As I’m sitting at the dining room table doing all of this, I got to thinking about France, the three estates, and the French tax situation back in 1789. I decided I was part of the 99% known as the Third Estate. The other two estates—the clergy and the nobility—did not pay any taxes. Now I’m certainly not part of the clergy. And although I do own land (that was one of the prerequisites for being a noble), I still live from paycheck to paycheck. So that really does eliminate me from the nobility class.
So I guess I’m just a poor peasant or a member of the Third Estate
I suppose the kings figured out the clergy (or the first Estate) were non-profits even back then. I think it may also have been they didn’t want to get on the bad side of the pope. But the real reason for the clergy not paying taxes was the fact that they did perform necessary services for the folks in their respective parishes and therefore took that burden off the monarch’s shoulders (and treasury).

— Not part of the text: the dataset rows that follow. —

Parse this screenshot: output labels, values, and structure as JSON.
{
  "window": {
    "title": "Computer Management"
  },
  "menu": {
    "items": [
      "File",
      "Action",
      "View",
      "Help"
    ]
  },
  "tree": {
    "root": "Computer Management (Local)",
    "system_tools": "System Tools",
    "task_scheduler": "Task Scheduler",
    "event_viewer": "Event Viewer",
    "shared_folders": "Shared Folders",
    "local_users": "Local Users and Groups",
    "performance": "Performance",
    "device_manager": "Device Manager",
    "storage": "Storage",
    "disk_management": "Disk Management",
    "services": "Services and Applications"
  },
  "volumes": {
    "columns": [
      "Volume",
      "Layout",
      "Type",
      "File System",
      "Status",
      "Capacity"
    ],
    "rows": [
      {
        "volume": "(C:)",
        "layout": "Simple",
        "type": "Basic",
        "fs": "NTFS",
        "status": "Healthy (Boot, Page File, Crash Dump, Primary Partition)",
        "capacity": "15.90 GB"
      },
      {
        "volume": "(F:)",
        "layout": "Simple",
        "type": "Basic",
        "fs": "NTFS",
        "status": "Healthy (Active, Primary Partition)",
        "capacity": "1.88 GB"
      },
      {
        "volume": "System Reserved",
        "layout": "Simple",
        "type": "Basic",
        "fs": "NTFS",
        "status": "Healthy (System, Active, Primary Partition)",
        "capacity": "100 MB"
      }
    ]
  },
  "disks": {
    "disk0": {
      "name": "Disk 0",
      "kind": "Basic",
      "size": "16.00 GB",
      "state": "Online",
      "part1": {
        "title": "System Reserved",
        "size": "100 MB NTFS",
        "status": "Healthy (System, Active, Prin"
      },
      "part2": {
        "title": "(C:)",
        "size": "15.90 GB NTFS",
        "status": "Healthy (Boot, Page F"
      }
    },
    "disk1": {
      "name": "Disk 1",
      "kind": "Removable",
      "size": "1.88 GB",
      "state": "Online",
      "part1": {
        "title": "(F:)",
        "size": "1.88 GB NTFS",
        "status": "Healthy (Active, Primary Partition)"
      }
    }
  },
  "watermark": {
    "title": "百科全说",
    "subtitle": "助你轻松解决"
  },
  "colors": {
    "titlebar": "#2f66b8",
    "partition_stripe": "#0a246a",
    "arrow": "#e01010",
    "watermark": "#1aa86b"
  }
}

Now the nobility on the other hand, didn’t pay taxes because they were expected to bear arms and join the king whenever he declared war on someone. This was the quid-pro-quo of the day. That may have worked in medieval France, but by 1789 the king couldn’t afford to go to war. The days of the Crusades were over and all the Third Estate saw were the nobility prancing around in their fancy clothes, fast carriages, and going to endless parties. Read More What I Learned about Taxes from Revolutionary Paris